For this reason, I put any of my stocks in the “sell bin” after 2 years without a dividend increase. I don’t automatically sell them after this period, but I go through the business model and their financial statements to make sure my dividend is safe. Then, I assess the possibility of seeing a dividend increase in the next 12 months. There are so many great companies raising their payouts each year, why should I bother keeping companies that can’t do that?
To what extent can you love someone?

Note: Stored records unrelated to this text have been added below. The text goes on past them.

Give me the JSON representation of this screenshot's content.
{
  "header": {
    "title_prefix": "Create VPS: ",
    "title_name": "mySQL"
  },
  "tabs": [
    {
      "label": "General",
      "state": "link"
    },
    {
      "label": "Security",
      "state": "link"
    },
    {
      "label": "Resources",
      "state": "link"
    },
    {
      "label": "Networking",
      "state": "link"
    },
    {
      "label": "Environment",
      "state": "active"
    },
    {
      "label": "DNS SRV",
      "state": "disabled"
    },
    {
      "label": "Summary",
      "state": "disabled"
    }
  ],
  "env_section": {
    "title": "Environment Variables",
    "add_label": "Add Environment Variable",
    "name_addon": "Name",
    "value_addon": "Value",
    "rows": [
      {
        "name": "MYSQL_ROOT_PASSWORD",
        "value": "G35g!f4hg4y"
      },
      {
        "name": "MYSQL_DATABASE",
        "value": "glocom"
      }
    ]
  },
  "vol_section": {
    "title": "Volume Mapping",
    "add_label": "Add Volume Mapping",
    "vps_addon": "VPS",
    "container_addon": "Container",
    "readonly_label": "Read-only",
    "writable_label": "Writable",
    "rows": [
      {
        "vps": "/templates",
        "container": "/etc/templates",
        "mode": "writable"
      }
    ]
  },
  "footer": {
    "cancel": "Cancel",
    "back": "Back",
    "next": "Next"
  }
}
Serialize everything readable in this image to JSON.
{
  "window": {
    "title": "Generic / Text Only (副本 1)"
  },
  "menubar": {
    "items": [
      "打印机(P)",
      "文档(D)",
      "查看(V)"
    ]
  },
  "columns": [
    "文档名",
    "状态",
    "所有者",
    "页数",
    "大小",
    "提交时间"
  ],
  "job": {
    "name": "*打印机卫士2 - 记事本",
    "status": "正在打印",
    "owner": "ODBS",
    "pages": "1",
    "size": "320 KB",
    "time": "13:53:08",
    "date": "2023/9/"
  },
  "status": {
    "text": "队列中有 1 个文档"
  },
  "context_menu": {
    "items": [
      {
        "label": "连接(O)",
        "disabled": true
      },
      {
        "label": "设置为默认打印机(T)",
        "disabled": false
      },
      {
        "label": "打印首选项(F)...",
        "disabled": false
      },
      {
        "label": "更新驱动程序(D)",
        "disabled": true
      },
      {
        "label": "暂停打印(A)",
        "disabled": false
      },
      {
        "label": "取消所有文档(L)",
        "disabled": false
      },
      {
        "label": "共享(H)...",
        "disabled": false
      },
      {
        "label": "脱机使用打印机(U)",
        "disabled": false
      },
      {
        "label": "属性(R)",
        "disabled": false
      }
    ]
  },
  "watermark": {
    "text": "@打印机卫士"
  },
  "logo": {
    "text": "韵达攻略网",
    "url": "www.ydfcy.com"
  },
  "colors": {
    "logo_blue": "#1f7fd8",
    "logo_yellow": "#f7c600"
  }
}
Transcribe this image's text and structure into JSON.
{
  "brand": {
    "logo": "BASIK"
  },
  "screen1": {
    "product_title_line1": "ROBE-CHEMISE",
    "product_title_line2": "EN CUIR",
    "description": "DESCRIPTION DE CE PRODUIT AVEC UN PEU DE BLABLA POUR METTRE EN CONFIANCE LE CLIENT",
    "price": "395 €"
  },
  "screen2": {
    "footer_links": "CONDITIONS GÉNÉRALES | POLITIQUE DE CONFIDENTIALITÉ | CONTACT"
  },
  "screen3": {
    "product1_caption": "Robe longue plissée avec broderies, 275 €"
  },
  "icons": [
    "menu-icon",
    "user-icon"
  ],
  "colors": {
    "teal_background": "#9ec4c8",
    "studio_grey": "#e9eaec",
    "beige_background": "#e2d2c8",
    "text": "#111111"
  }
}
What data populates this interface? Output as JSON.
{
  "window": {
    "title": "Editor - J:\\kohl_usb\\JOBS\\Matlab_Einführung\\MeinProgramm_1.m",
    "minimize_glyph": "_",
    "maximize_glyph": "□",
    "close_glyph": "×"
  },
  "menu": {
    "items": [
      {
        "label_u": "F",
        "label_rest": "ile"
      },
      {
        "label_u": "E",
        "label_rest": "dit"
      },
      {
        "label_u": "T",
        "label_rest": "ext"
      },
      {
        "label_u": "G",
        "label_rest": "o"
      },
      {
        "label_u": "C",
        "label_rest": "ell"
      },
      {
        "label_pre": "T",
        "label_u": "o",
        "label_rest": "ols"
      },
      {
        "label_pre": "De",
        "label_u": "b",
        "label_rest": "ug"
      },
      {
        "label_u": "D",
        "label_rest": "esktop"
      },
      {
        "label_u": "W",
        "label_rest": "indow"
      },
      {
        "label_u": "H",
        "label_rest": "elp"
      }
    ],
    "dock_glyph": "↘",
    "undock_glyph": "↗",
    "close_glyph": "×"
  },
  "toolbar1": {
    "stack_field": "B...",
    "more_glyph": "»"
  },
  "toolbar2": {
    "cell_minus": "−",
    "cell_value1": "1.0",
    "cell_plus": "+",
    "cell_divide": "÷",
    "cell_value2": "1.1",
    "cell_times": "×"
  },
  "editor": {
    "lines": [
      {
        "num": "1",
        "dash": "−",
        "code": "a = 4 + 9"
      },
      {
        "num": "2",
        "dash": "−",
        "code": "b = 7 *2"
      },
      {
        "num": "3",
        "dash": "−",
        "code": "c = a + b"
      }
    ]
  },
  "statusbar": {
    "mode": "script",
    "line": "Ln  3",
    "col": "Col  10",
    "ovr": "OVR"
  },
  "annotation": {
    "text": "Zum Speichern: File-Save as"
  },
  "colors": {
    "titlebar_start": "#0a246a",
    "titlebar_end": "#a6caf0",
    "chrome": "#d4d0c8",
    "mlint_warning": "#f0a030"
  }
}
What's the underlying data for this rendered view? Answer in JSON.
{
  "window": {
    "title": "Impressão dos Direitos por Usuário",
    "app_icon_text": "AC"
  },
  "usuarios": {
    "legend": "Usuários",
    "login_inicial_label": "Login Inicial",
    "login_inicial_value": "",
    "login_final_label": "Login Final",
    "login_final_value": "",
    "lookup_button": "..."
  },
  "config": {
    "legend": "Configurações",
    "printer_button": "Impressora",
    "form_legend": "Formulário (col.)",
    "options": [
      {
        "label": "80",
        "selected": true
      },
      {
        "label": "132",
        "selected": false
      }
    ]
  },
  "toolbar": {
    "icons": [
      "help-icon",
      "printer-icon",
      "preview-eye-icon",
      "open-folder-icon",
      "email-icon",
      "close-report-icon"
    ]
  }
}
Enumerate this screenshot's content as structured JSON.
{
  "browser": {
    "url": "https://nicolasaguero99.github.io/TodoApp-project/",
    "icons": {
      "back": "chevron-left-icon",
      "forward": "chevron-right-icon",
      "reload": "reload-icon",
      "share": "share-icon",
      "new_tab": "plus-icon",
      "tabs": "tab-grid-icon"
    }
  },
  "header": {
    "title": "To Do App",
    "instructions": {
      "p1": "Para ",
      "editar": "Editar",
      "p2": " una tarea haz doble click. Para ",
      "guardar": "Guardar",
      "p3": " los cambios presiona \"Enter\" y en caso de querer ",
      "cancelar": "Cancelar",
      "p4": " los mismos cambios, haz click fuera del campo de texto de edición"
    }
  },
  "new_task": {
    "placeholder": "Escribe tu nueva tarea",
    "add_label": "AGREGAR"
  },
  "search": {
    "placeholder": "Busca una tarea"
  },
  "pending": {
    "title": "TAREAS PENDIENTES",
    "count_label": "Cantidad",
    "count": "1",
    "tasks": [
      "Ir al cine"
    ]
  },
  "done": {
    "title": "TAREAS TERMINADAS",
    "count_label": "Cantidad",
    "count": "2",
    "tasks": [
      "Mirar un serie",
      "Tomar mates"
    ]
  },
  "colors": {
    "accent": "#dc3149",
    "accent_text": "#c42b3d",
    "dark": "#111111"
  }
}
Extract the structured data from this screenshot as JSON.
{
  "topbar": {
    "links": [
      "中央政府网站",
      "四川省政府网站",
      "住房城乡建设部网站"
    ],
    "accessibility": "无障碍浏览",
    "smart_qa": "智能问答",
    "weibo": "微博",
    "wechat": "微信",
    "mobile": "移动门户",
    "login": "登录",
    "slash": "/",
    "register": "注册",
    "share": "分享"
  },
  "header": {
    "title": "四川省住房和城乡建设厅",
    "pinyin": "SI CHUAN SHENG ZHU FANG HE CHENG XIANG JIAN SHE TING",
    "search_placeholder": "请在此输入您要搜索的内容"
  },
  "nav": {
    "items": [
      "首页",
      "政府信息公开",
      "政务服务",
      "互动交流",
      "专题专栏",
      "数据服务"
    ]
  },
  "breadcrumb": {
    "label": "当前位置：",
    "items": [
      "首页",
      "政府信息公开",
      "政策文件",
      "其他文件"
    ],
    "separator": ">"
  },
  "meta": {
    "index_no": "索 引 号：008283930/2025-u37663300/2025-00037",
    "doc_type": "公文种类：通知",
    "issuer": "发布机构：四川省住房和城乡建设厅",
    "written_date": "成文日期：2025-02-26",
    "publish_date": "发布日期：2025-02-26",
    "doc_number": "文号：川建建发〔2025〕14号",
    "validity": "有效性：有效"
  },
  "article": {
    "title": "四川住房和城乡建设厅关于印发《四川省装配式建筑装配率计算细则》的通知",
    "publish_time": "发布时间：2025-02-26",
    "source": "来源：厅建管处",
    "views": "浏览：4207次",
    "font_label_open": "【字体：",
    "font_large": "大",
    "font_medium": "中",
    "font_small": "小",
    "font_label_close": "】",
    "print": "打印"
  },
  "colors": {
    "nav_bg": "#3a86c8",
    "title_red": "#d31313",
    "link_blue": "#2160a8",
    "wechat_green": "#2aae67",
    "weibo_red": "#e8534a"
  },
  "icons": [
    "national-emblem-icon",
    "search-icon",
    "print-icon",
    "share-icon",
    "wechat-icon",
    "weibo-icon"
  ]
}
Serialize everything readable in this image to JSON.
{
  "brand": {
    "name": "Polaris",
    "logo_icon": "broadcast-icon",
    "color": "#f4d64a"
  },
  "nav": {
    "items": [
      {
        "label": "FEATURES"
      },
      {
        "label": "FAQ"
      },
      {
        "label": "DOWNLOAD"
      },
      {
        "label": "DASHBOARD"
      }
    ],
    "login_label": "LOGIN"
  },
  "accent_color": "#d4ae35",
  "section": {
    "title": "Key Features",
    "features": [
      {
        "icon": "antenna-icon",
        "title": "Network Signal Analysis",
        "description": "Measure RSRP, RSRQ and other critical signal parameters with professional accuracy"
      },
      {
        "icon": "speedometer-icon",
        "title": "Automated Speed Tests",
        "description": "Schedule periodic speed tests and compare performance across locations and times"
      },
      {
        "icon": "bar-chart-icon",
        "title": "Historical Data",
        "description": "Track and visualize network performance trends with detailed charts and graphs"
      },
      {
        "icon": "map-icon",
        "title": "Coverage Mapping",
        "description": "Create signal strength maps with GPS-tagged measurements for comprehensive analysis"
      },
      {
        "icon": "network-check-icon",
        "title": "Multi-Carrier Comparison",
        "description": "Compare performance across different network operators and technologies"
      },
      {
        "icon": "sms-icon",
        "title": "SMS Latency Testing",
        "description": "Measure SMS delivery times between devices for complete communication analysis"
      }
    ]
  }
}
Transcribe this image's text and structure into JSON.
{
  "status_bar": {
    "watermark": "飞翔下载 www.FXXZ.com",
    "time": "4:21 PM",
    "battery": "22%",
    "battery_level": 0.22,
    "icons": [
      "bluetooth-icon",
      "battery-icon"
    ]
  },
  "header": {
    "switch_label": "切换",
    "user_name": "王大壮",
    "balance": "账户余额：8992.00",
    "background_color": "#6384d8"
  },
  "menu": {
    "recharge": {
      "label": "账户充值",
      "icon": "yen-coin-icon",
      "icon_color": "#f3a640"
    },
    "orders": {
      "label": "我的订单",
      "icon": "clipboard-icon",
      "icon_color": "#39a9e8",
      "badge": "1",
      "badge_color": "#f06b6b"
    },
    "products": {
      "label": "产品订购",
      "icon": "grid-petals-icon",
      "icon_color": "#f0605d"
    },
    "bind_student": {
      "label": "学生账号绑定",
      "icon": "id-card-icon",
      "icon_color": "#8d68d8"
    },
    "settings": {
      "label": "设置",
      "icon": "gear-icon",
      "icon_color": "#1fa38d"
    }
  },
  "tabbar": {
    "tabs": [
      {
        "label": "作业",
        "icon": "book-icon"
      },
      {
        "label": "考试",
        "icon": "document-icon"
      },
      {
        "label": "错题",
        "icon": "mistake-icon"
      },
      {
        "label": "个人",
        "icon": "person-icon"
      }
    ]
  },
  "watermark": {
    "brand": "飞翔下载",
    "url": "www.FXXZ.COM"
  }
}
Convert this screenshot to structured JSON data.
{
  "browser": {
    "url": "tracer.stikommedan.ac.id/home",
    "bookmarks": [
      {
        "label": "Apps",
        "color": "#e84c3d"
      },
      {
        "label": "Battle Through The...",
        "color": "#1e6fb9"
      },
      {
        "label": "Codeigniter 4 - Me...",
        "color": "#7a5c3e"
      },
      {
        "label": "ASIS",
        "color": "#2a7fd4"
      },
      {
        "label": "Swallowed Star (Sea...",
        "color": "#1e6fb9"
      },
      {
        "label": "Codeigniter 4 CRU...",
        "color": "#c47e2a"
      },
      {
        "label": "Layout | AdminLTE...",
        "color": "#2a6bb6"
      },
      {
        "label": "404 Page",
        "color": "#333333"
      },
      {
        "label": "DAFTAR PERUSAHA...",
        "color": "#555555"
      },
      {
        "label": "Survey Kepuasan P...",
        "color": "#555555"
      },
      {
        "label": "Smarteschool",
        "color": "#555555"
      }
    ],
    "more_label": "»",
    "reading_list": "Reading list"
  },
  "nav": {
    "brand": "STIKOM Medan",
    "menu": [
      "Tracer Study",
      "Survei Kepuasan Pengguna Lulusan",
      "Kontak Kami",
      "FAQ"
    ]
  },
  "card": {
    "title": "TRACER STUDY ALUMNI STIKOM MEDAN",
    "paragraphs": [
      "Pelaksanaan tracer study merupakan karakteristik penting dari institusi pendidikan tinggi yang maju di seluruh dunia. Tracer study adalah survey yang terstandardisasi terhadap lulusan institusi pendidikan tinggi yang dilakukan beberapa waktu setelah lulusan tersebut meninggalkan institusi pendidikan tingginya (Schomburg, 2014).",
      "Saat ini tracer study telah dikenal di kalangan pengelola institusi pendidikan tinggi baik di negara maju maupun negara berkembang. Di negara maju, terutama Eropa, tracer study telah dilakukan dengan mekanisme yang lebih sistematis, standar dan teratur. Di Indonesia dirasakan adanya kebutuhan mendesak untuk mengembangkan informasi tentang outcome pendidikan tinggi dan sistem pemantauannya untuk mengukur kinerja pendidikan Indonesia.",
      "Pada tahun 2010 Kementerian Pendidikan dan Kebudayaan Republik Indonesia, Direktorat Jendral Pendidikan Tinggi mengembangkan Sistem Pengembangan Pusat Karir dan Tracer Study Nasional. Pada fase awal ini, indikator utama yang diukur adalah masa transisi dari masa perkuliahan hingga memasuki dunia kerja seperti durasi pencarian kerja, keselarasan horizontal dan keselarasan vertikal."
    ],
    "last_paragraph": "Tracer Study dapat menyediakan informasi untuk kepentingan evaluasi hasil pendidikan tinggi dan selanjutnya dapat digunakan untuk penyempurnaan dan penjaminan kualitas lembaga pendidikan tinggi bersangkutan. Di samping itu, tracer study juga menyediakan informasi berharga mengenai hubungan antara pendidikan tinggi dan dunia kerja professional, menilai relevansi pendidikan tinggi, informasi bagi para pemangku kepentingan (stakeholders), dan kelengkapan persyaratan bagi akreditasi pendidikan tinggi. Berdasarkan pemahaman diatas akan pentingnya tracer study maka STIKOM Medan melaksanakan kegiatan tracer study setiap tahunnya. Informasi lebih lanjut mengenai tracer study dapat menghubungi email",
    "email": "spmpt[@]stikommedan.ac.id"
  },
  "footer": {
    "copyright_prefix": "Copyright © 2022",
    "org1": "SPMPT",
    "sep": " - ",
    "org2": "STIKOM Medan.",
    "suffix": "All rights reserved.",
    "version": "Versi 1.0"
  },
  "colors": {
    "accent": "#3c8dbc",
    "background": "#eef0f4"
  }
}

You’ve been with your spouse for over 10 years. You had some difficult years, but overall, it has been a great love story. You have founded a family, you are happy, you can see how your love grew overtime. But in the past few years, your spouse isn’t the same anymore. You don’t have the same taste for food, not doing the same activities, and barely talk to each other. When you do, it’s because you enter into an argument. You are not happy anymore and your spouse would obviously agree on that single point. You went through couple therapy and it didn’t work. What was magical 10 years ago is not there anymore. Do you keep-up with a broken relationship just because it was great a long time ago? This sounds like a miserable way to end your days, isn’t it?
You guessed it. This sell trigger is about your winners. When do you sell a winner? When it reaches 50% profit? 100% more? Less? None of the above.
As is the case with personal relationships, when it’s not what it is used to be (read it’s gone sour), it’s time to move on. This May, I’ll celebrate 22 years with my wife (15 being married). The reason why I’m still in love today, is because we have evolved together and we can still find the magic between us.
When you open a position in your portfolio for a stock, you are opening the “heart” of your wallet. This is usually because you see something special about this company. In more conventional terms, we say that you have “an investment thesis.” Each quarter, I revise my investment thesis (but not with my wife, haha!). If a company doesn’t show the reason why I bought it in the first place, then I truly consider selling my shares.
Sell now, upgrade your portfolio and enjoy the ride
I’ve discussed many times on this blog that predicting the market is useless. Some investors are lucky enough to get it right once or twice, but most of us will get it wrong 9 times out of 10. Unless… unless you keep your money invested in strong dividend growth companies.
I believe taking care of my portfolio is like taking care of my body. It requires simple actions that are difficult to maintain over the long run. I’ve recently discussed some basic principles to get your portfolio in shape in “How’s Your Beach Money?” I wanted to go a little bit deeper with another article and describe a step by step methodology I use to make sure my portfolio is always in top shape. If you don’t know where to start to sell your stocks, I’d suggest you start with this article:
Portfolio Fitness:Tricks to Train Your Money To Work Harder